Tormented Souls overall, despite its difficulty, is a great game that overall feels polished and genuine outside of a few hiccups that tend to frustrate though not necessarily mar the experience. While the Switch version is very clearly gimped visually compared to the rather appealing and clean aesthetic on other platforms, it’s an odd case of it somewhat working to its favor and can be seen as a “Retro Mode” reminiscent of the lower polygon count of the PlayStation 2 and Xbox era of gaming, and most importantly it runs fairly smoothly outside of loading times that tend to overstay their welcome when booting it up and going from area to area.
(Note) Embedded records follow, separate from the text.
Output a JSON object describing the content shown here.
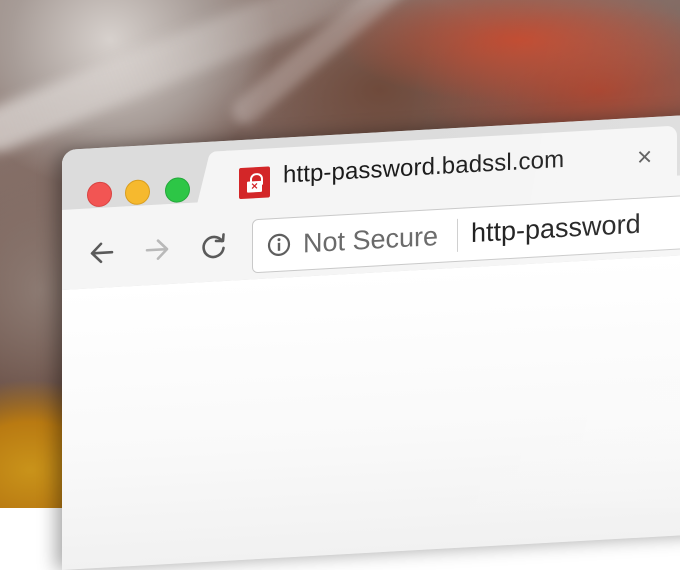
{
  "window": {
    "traffic_lights": [
      {
        "name": "close",
        "color": "#f25553"
      },
      {
        "name": "minimize",
        "color": "#f6b92e"
      },
      {
        "name": "zoom",
        "color": "#2dc646"
      }
    ]
  },
  "tab": {
    "title": "http-password.badssl.com",
    "favicon_icon": "red-padlock-x-icon",
    "favicon_color": "#d32628",
    "close_glyph": "×"
  },
  "toolbar": {
    "back_icon": "arrow-left-icon",
    "forward_icon": "arrow-right-icon",
    "reload_icon": "reload-icon"
  },
  "omnibox": {
    "security_icon": "info-circle-icon",
    "security_label": "Not Secure",
    "url": "http-password"
  }
}
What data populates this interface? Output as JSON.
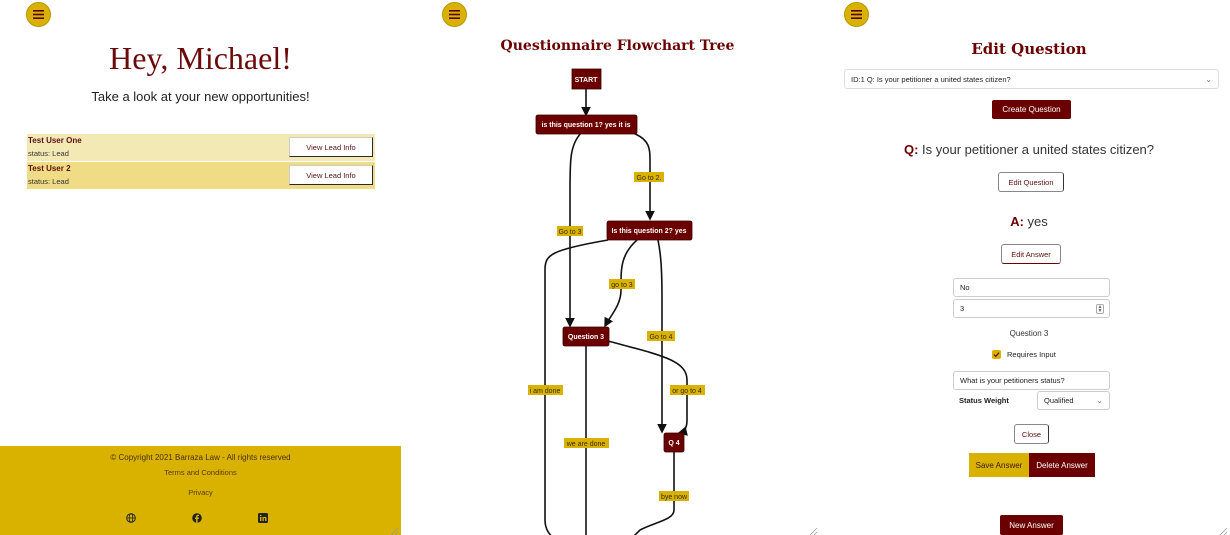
{
  "panel1": {
    "greeting": "Hey, Michael!",
    "subtitle": "Take a look at your new opportunities!",
    "leads": [
      {
        "name": "Test User One",
        "status": "status: Lead",
        "button": "View Lead Info"
      },
      {
        "name": "Test User 2",
        "status": "status: Lead",
        "button": "View Lead Info"
      }
    ],
    "footer": {
      "copyright": "© Copyright 2021 Barraza Law - All rights reserved",
      "terms": "Terms and Conditions",
      "privacy": "Privacy",
      "social_icons": [
        "globe-icon",
        "facebook-icon",
        "linkedin-icon"
      ]
    }
  },
  "panel2": {
    "title": "Questionnaire Flowchart Tree",
    "nodes": {
      "start": "START",
      "q1": "is this question 1? yes it is",
      "q2": "Is this question 2? yes",
      "q3": "Question 3",
      "q4": "Q 4"
    },
    "edges": {
      "go_to_2": "Go to 2.",
      "go_to_3_a": "Go to 3",
      "go_to_3_b": "go to 3",
      "go_to_4": "Go to 4",
      "i_am_done": "i am done",
      "or_go_to_4": "or go to 4",
      "we_are_done": "we are done",
      "bye_now": "bye now"
    }
  },
  "panel3": {
    "title": "Edit Question",
    "question_select": "ID:1 Q: Is your petitioner a united states citizen?",
    "create_question": "Create Question",
    "q_prefix": "Q:",
    "question_text": "Is your petitioner a united states citizen?",
    "edit_question": "Edit Question",
    "a_prefix": "A:",
    "answer_text": "yes",
    "edit_answer": "Edit Answer",
    "answer_field": "No",
    "number_field": "3",
    "next_question_label": "Question 3",
    "requires_input_label": "Requires Input",
    "requires_input_checked": true,
    "input_prompt": "What is your petitioners status?",
    "status_weight_label": "Status Weight",
    "status_weight_value": "Qualified",
    "close": "Close",
    "save_answer": "Save Answer",
    "delete_answer": "Delete Answer",
    "new_answer": "New Answer"
  },
  "colors": {
    "maroon": "#6b0000",
    "gold": "#d9b200",
    "lead_row_light": "#f3e9b5",
    "lead_row_dark": "#efdc84"
  }
}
Tormented Souls shows that, yes, there’s still a place for games that play and look like they once did back in the day, though it also proves that we’ve come a long way with technology that some things are also better left off to the past in favor of more quality-of-life aspects that would only increase the comfort and enjoyability of a game and not disrupt it regardless of its survival horror roots. There’s a way to appreciate and honor source material while innovating enough to open itself to new audiences, but Tormented Souls is very much a love letter to the classics and those that want to revisit a time that once was, and may not be suitable for those more accustomed to today’s games unless they want a bit of a history lesson.
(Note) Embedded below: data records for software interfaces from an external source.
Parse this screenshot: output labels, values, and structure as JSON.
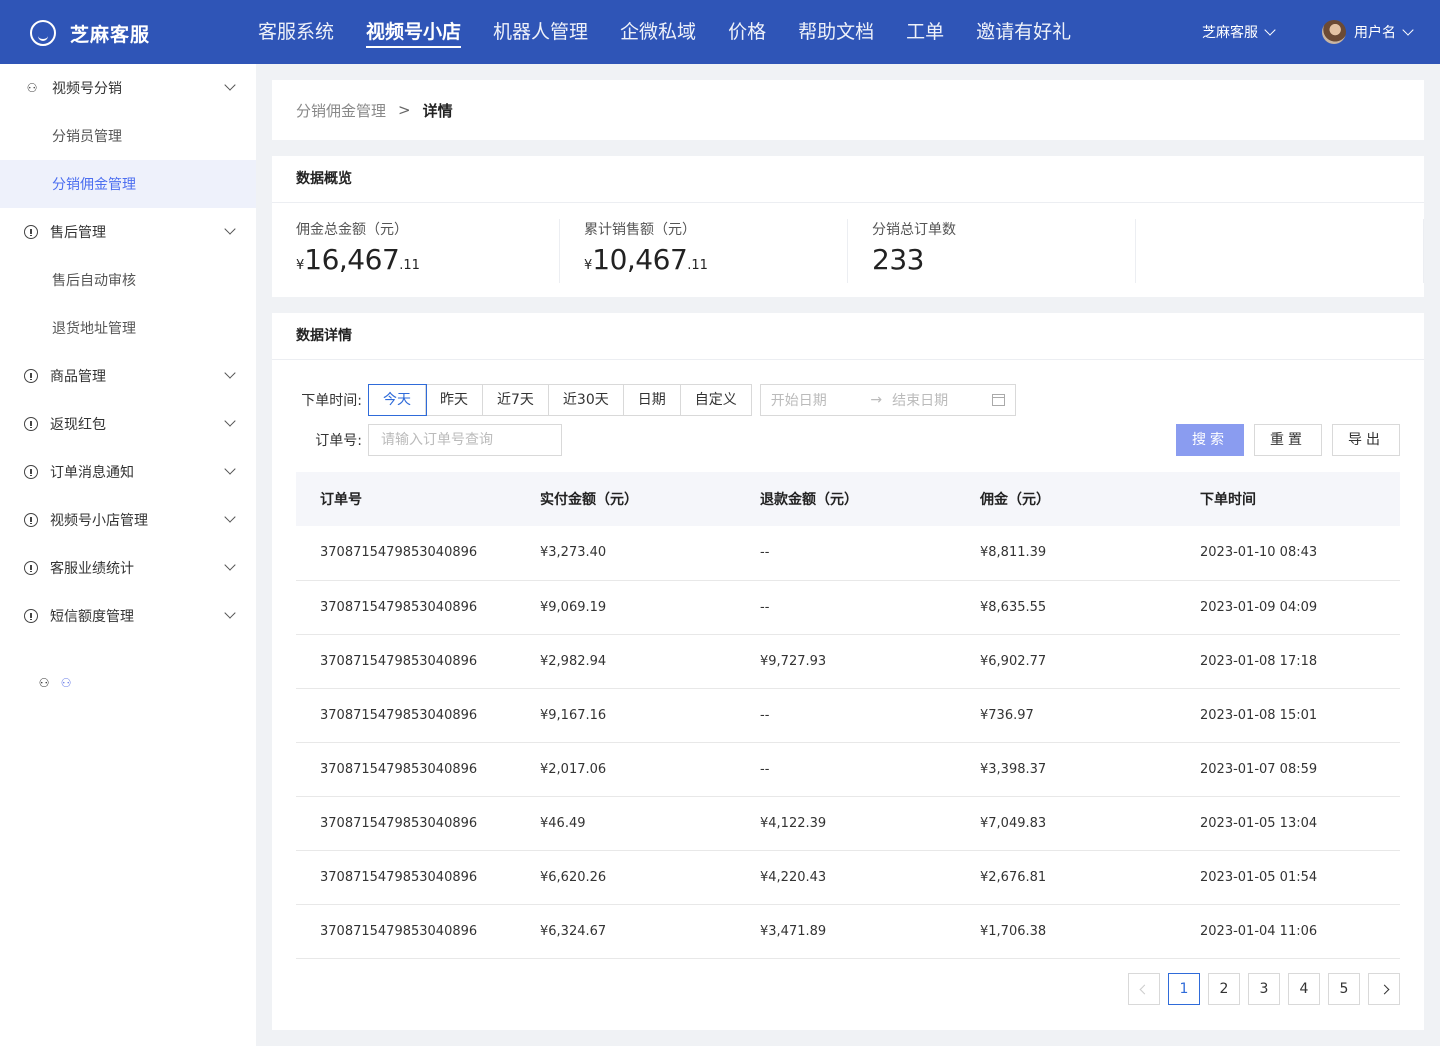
{
  "brand": {
    "name": "芝麻客服"
  },
  "nav": {
    "items": [
      "客服系统",
      "视频号小店",
      "机器人管理",
      "企微私域",
      "价格",
      "帮助文档",
      "工单",
      "邀请有好礼"
    ],
    "active_index": 1
  },
  "account": {
    "name": "芝麻客服",
    "user": "用户名"
  },
  "sidebar": {
    "group_video": "视频号分销",
    "sub_distributors": "分销员管理",
    "sub_commission": "分销佣金管理",
    "group_aftersale": "售后管理",
    "sub_auto_review": "售后自动审核",
    "sub_return_addr": "退货地址管理",
    "group_goods": "商品管理",
    "group_cashback": "返现红包",
    "group_order_notice": "订单消息通知",
    "group_shop": "视频号小店管理",
    "group_stats": "客服业绩统计",
    "group_sms": "短信额度管理"
  },
  "breadcrumb": {
    "parent": "分销佣金管理",
    "separator": ">",
    "current": "详情"
  },
  "overview": {
    "title": "数据概览",
    "commission_label": "佣金总金额（元）",
    "commission_currency": "¥",
    "commission_int": "16,467",
    "commission_dec": ".11",
    "sales_label": "累计销售额（元）",
    "sales_currency": "¥",
    "sales_int": "10,467",
    "sales_dec": ".11",
    "orders_label": "分销总订单数",
    "orders_value": "233"
  },
  "detail": {
    "title": "数据详情",
    "time_label": "下单时间:",
    "ranges": [
      "今天",
      "昨天",
      "近7天",
      "近30天",
      "日期",
      "自定义"
    ],
    "active_range": 0,
    "start_placeholder": "开始日期",
    "end_placeholder": "结束日期",
    "order_label": "订单号:",
    "order_placeholder": "请输入订单号查询",
    "search_btn": "搜索",
    "reset_btn": "重置",
    "export_btn": "导出"
  },
  "table": {
    "headers": [
      "订单号",
      "实付金额（元）",
      "退款金额（元）",
      "佣金（元）",
      "下单时间"
    ],
    "rows": [
      [
        "3708715479853040896",
        "¥3,273.40",
        "--",
        "¥8,811.39",
        "2023-01-10 08:43"
      ],
      [
        "3708715479853040896",
        "¥9,069.19",
        "--",
        "¥8,635.55",
        "2023-01-09 04:09"
      ],
      [
        "3708715479853040896",
        "¥2,982.94",
        "¥9,727.93",
        "¥6,902.77",
        "2023-01-08 17:18"
      ],
      [
        "3708715479853040896",
        "¥9,167.16",
        "--",
        "¥736.97",
        "2023-01-08 15:01"
      ],
      [
        "3708715479853040896",
        "¥2,017.06",
        "--",
        "¥3,398.37",
        "2023-01-07 08:59"
      ],
      [
        "3708715479853040896",
        "¥46.49",
        "¥4,122.39",
        "¥7,049.83",
        "2023-01-05 13:04"
      ],
      [
        "3708715479853040896",
        "¥6,620.26",
        "¥4,220.43",
        "¥2,676.81",
        "2023-01-05 01:54"
      ],
      [
        "3708715479853040896",
        "¥6,324.67",
        "¥3,471.89",
        "¥1,706.38",
        "2023-01-04 11:06"
      ]
    ]
  },
  "pagination": {
    "pages": [
      "1",
      "2",
      "3",
      "4",
      "5"
    ],
    "current": "1"
  }
}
Tormented Souls is a fun homage to the classics of the genre that paved the way forward. It wears its inspirations proudly on its sleeve and does so in a way that’s more so nostalgic than it is reminiscent of being a product of its time, providing a modern gateway and portal to the classic era of fixed camera angles and intense resource management where survival horror was truly emphasized behind both of its describers. Though the Switch version by comparison to what it natively looks like is without a doubt a sort of PS2 rendition of the game, this is one of the rare times where the lack of graphical fidelity in an odd way is serviceable, making the experience feel more authentic and aiding in the transportation of the early 2000s era of survival horror games. Tormented Souls is not without fault, but it’s a clearly passionate love letter to the games that created a legacy within the medium, and it’s a solid horror experience through and through even though it’ll certainly be for a set demographic that’s prepared for (or used to) a grueling experience that will not hold your hand nor forgive your mistakes.
Tormented Souls copy provided by the publisher for the purposes of this review.